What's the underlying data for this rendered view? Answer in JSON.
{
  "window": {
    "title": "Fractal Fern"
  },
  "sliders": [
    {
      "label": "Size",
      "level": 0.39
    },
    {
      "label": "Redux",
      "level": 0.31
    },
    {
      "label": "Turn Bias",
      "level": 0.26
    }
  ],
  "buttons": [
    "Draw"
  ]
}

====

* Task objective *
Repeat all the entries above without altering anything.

* Written solution *
What's the underlying data for this rendered view? Answer in JSON.
{
  "window": {
    "title": "Fractal Fern"
  },
  "sliders": [
    {
      "label": "Size",
      "level": 0.39
    },
    {
      "label": "Redux",
      "level": 0.31
    },
    {
      "label": "Turn Bias",
      "level": 0.26
    }
  ],
  "buttons": [
    "Draw"
  ]
}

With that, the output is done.